[Opening EXERCISE INPUT section]
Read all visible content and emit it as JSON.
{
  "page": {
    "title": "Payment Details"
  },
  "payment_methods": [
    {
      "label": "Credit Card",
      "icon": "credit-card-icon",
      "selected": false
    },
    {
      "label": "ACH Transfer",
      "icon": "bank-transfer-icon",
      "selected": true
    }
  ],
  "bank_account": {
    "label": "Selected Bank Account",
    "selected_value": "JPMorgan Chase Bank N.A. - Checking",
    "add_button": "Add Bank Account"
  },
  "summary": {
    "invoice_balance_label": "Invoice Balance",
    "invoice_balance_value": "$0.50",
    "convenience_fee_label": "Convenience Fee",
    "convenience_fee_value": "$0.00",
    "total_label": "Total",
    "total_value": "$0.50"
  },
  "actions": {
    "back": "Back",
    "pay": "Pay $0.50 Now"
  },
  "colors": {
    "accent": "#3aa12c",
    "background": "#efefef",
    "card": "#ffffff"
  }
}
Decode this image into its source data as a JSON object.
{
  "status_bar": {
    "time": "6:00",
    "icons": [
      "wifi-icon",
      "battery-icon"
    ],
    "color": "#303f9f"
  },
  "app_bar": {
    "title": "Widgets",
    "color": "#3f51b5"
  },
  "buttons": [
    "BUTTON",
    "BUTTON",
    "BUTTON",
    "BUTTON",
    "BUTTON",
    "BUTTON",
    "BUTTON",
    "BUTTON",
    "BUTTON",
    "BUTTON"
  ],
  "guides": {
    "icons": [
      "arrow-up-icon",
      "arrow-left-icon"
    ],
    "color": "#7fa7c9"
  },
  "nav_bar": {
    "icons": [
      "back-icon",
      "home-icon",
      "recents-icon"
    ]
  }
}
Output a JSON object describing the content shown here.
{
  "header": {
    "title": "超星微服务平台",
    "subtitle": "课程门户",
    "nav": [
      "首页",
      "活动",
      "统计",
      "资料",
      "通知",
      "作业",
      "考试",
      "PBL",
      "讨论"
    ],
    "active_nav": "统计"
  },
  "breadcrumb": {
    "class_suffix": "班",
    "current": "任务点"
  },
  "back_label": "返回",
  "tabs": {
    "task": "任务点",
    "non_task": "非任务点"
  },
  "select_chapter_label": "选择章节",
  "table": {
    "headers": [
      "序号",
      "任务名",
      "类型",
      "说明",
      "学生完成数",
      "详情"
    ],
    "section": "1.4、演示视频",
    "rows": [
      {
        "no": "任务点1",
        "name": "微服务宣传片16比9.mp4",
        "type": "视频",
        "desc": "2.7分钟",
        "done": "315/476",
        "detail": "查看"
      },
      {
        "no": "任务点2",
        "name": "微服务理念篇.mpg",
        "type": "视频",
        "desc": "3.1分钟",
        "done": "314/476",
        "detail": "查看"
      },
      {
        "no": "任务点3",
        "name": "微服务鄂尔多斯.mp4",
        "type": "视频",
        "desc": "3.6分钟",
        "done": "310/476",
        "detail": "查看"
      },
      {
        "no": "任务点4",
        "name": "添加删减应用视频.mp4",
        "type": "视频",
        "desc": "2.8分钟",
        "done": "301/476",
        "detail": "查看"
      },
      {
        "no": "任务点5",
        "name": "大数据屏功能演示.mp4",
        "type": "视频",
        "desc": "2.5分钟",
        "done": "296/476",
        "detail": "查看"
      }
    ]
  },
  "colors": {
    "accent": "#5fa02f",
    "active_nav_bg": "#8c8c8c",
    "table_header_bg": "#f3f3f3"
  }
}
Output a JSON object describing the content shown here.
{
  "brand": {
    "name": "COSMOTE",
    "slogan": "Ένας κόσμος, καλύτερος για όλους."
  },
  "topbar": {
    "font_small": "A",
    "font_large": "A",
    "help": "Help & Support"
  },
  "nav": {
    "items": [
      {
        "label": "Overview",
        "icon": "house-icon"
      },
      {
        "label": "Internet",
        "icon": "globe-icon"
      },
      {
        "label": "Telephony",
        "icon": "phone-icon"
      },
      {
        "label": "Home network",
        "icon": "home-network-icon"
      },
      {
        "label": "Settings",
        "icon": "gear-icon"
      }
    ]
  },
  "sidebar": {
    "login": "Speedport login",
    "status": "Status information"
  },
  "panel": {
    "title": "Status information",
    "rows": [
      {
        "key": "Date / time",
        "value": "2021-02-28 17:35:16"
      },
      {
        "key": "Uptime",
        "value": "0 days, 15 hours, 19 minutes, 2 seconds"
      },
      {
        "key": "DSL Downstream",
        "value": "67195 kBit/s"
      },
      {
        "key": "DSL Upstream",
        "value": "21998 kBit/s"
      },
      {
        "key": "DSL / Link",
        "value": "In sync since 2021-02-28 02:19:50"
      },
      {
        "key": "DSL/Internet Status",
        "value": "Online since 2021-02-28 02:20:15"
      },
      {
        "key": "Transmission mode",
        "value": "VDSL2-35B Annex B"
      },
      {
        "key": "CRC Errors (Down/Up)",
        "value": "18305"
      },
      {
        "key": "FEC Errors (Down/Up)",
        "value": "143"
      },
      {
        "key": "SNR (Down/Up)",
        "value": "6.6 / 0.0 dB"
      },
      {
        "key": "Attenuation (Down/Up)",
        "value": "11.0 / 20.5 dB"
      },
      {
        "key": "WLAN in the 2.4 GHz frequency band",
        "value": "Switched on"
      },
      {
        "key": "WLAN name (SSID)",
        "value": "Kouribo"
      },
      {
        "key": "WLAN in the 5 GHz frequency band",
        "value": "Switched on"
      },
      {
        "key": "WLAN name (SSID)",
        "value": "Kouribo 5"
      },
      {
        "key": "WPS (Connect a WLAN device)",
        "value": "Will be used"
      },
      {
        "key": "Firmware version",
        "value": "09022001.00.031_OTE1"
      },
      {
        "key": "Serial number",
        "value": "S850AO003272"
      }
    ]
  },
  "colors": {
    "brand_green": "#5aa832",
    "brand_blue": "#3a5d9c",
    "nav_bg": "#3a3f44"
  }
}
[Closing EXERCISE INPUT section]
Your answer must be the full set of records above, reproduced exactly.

TASK RESULT:
Read all visible content and emit it as JSON.
{
  "page": {
    "title": "Payment Details"
  },
  "payment_methods": [
    {
      "label": "Credit Card",
      "icon": "credit-card-icon",
      "selected": false
    },
    {
      "label": "ACH Transfer",
      "icon": "bank-transfer-icon",
      "selected": true
    }
  ],
  "bank_account": {
    "label": "Selected Bank Account",
    "selected_value": "JPMorgan Chase Bank N.A. - Checking",
    "add_button": "Add Bank Account"
  },
  "summary": {
    "invoice_balance_label": "Invoice Balance",
    "invoice_balance_value": "$0.50",
    "convenience_fee_label": "Convenience Fee",
    "convenience_fee_value": "$0.00",
    "total_label": "Total",
    "total_value": "$0.50"
  },
  "actions": {
    "back": "Back",
    "pay": "Pay $0.50 Now"
  },
  "colors": {
    "accent": "#3aa12c",
    "background": "#efefef",
    "card": "#ffffff"
  }
}
Decode this image into its source data as a JSON object.
{
  "status_bar": {
    "time": "6:00",
    "icons": [
      "wifi-icon",
      "battery-icon"
    ],
    "color": "#303f9f"
  },
  "app_bar": {
    "title": "Widgets",
    "color": "#3f51b5"
  },
  "buttons": [
    "BUTTON",
    "BUTTON",
    "BUTTON",
    "BUTTON",
    "BUTTON",
    "BUTTON",
    "BUTTON",
    "BUTTON",
    "BUTTON",
    "BUTTON"
  ],
  "guides": {
    "icons": [
      "arrow-up-icon",
      "arrow-left-icon"
    ],
    "color": "#7fa7c9"
  },
  "nav_bar": {
    "icons": [
      "back-icon",
      "home-icon",
      "recents-icon"
    ]
  }
}
Output a JSON object describing the content shown here.
{
  "header": {
    "title": "超星微服务平台",
    "subtitle": "课程门户",
    "nav": [
      "首页",
      "活动",
      "统计",
      "资料",
      "通知",
      "作业",
      "考试",
      "PBL",
      "讨论"
    ],
    "active_nav": "统计"
  },
  "breadcrumb": {
    "class_suffix": "班",
    "current": "任务点"
  },
  "back_label": "返回",
  "tabs": {
    "task": "任务点",
    "non_task": "非任务点"
  },
  "select_chapter_label": "选择章节",
  "table": {
    "headers": [
      "序号",
      "任务名",
      "类型",
      "说明",
      "学生完成数",
      "详情"
    ],
    "section": "1.4、演示视频",
    "rows": [
      {
        "no": "任务点1",
        "name": "微服务宣传片16比9.mp4",
        "type": "视频",
        "desc": "2.7分钟",
        "done": "315/476",
        "detail": "查看"
      },
      {
        "no": "任务点2",
        "name": "微服务理念篇.mpg",
        "type": "视频",
        "desc": "3.1分钟",
        "done": "314/476",
        "detail": "查看"
      },
      {
        "no": "任务点3",
        "name": "微服务鄂尔多斯.mp4",
        "type": "视频",
        "desc": "3.6分钟",
        "done": "310/476",
        "detail": "查看"
      },
      {
        "no": "任务点4",
        "name": "添加删减应用视频.mp4",
        "type": "视频",
        "desc": "2.8分钟",
        "done": "301/476",
        "detail": "查看"
      },
      {
        "no": "任务点5",
        "name": "大数据屏功能演示.mp4",
        "type": "视频",
        "desc": "2.5分钟",
        "done": "296/476",
        "detail": "查看"
      }
    ]
  },
  "colors": {
    "accent": "#5fa02f",
    "active_nav_bg": "#8c8c8c",
    "table_header_bg": "#f3f3f3"
  }
}
Output a JSON object describing the content shown here.
{
  "brand": {
    "name": "COSMOTE",
    "slogan": "Ένας κόσμος, καλύτερος για όλους."
  },
  "topbar": {
    "font_small": "A",
    "font_large": "A",
    "help": "Help & Support"
  },
  "nav": {
    "items": [
      {
        "label": "Overview",
        "icon": "house-icon"
      },
      {
        "label": "Internet",
        "icon": "globe-icon"
      },
      {
        "label": "Telephony",
        "icon": "phone-icon"
      },
      {
        "label": "Home network",
        "icon": "home-network-icon"
      },
      {
        "label": "Settings",
        "icon": "gear-icon"
      }
    ]
  },
  "sidebar": {
    "login": "Speedport login",
    "status": "Status information"
  },
  "panel": {
    "title": "Status information",
    "rows": [
      {
        "key": "Date / time",
        "value": "2021-02-28 17:35:16"
      },
      {
        "key": "Uptime",
        "value": "0 days, 15 hours, 19 minutes, 2 seconds"
      },
      {
        "key": "DSL Downstream",
        "value": "67195 kBit/s"
      },
      {
        "key": "DSL Upstream",
        "value": "21998 kBit/s"
      },
      {
        "key": "DSL / Link",
        "value": "In sync since 2021-02-28 02:19:50"
      },
      {
        "key": "DSL/Internet Status",
        "value": "Online since 2021-02-28 02:20:15"
      },
      {
        "key": "Transmission mode",
        "value": "VDSL2-35B Annex B"
      },
      {
        "key": "CRC Errors (Down/Up)",
        "value": "18305"
      },
      {
        "key": "FEC Errors (Down/Up)",
        "value": "143"
      },
      {
        "key": "SNR (Down/Up)",
        "value": "6.6 / 0.0 dB"
      },
      {
        "key": "Attenuation (Down/Up)",
        "value": "11.0 / 20.5 dB"
      },
      {
        "key": "WLAN in the 2.4 GHz frequency band",
        "value": "Switched on"
      },
      {
        "key": "WLAN name (SSID)",
        "value": "Kouribo"
      },
      {
        "key": "WLAN in the 5 GHz frequency band",
        "value": "Switched on"
      },
      {
        "key": "WLAN name (SSID)",
        "value": "Kouribo 5"
      },
      {
        "key": "WPS (Connect a WLAN device)",
        "value": "Will be used"
      },
      {
        "key": "Firmware version",
        "value": "09022001.00.031_OTE1"
      },
      {
        "key": "Serial number",
        "value": "S850AO003272"
      }
    ]
  },
  "colors": {
    "brand_green": "#5aa832",
    "brand_blue": "#3a5d9c",
    "nav_bg": "#3a3f44"
  }
}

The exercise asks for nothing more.